A World Without Cars
James Q. Wilson the author of the article "Cars and Their Enemies" briefly ponders the possibility of our world without personal automobiles. He speculates whether our current society would welcome the invention of the personal automobile into a fictitious world without cars. Wilson immediately answers no. Wilson knows, as many well-informed individuals and experts do, that the personal automobile is responsible for contributing to pollution, destruction of rural and wilderness land, and depletion of natural resources. And an advanced society such as we live in today would not likely choose to burden our health, land, and resources for the sake of luxury and convenience, or at the very least, the personal automobile would not be as accessible as it is today. Because, in all reality, our current society does embrace inventions that compromise our society's well-being such as oil and chemical refineries, pesticides, and even convenience foods such as fast food and many refined prepackaged foods. Wilson's opinions in his article, "Cars and Their Enemies" and discussions I have had on-line in the 305 class about Wilson's article have demonstrated to me that the personal automobile is an example of how many people are unwilling to acknowledge how personal convenience and luxury contribute to the deterioration of our world.

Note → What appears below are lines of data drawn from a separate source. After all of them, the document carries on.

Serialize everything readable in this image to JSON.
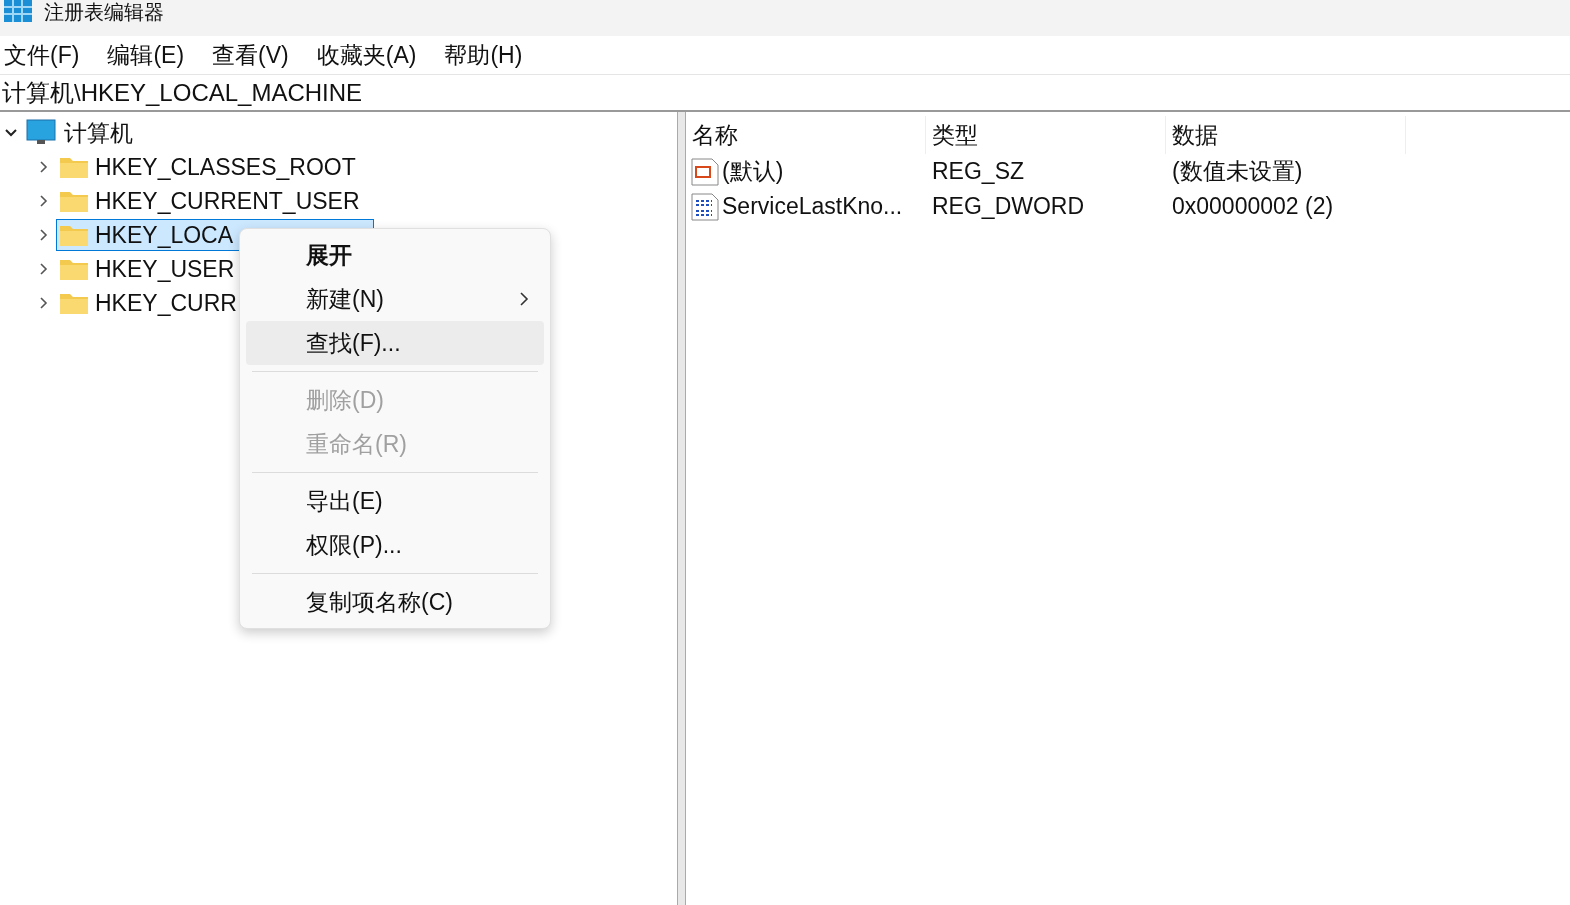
{
  "window": {
    "title": "注册表编辑器"
  },
  "menu_bar": [
    "文件(F)",
    "编辑(E)",
    "查看(V)",
    "收藏夹(A)",
    "帮助(H)"
  ],
  "address": "计算机\\HKEY_LOCAL_MACHINE",
  "tree": {
    "label": "计算机",
    "expanded": true,
    "children": [
      {
        "label": "HKEY_CLASSES_ROOT",
        "selected": false
      },
      {
        "label": "HKEY_CURRENT_USER",
        "selected": false
      },
      {
        "label": "HKEY_LOCA",
        "selected": true
      },
      {
        "label": "HKEY_USER",
        "selected": false
      },
      {
        "label": "HKEY_CURR",
        "selected": false
      }
    ]
  },
  "values": {
    "columns": [
      "名称",
      "类型",
      "数据"
    ],
    "rows": [
      {
        "kind": "string",
        "name": "(默认)",
        "type": "REG_SZ",
        "data": "(数值未设置)"
      },
      {
        "kind": "binary",
        "name": "ServiceLastKno...",
        "type": "REG_DWORD",
        "data": "0x00000002 (2)"
      }
    ]
  },
  "context_menu": [
    {
      "kind": "item",
      "label": "展开",
      "bold": true,
      "disabled": false,
      "highlighted": false,
      "submenu": false
    },
    {
      "kind": "item",
      "label": "新建(N)",
      "bold": false,
      "disabled": false,
      "highlighted": false,
      "submenu": true
    },
    {
      "kind": "item",
      "label": "查找(F)...",
      "bold": false,
      "disabled": false,
      "highlighted": true,
      "submenu": false
    },
    {
      "kind": "separator"
    },
    {
      "kind": "item",
      "label": "删除(D)",
      "bold": false,
      "disabled": true,
      "highlighted": false,
      "submenu": false
    },
    {
      "kind": "item",
      "label": "重命名(R)",
      "bold": false,
      "disabled": true,
      "highlighted": false,
      "submenu": false
    },
    {
      "kind": "separator"
    },
    {
      "kind": "item",
      "label": "导出(E)",
      "bold": false,
      "disabled": false,
      "highlighted": false,
      "submenu": false
    },
    {
      "kind": "item",
      "label": "权限(P)...",
      "bold": false,
      "disabled": false,
      "highlighted": false,
      "submenu": false
    },
    {
      "kind": "separator"
    },
    {
      "kind": "item",
      "label": "复制项名称(C)",
      "bold": false,
      "disabled": false,
      "highlighted": false,
      "submenu": false
    }
  ]
}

Wilson's encouragement to the readers of his article to imagine life as we currently know it without the automobile begins with Wilson outlining exactly why the personal automobile is destructible in so many ways. He points out that academic and social critics believe that cars "burn fuel inefficiently" (304) ejecting "large amounts of unpleasant gases into the air" (304); "vast quantities of petroleum [are] necessary to fuel automobiles" (304); and cars have caused much of the outward expansion movement that has destroyed rural and wilderness areas throughout the country. Wilson continues to state that "Non-car methods [of transportation] generate less pollution, use energy a bit more effectively, produce less noise, and (with some exceptions) are safer" (308). Wilson continues saying that most people would not support the idea of a personal automobile. Public-health specialists would point out the certain occurrences of fatal accidents; environmentalists would point out the ineffectiveness of a combustion engine that burns fuel inefficiently consequently polluting the air; government officials would worry about who would pay for roads; and energy experts would point to enormous amounts of petroleum needed to fuel automobiles. Wilson states that if the idea of the car were introduced as a new concept today it would not be supported, and the personal automobile would not exist. But, as Wilson states, the automobile does exist, and many arguments persist blaming the personal automobile for many problems related to the depletion of natural resources, pollution, and outward expansion.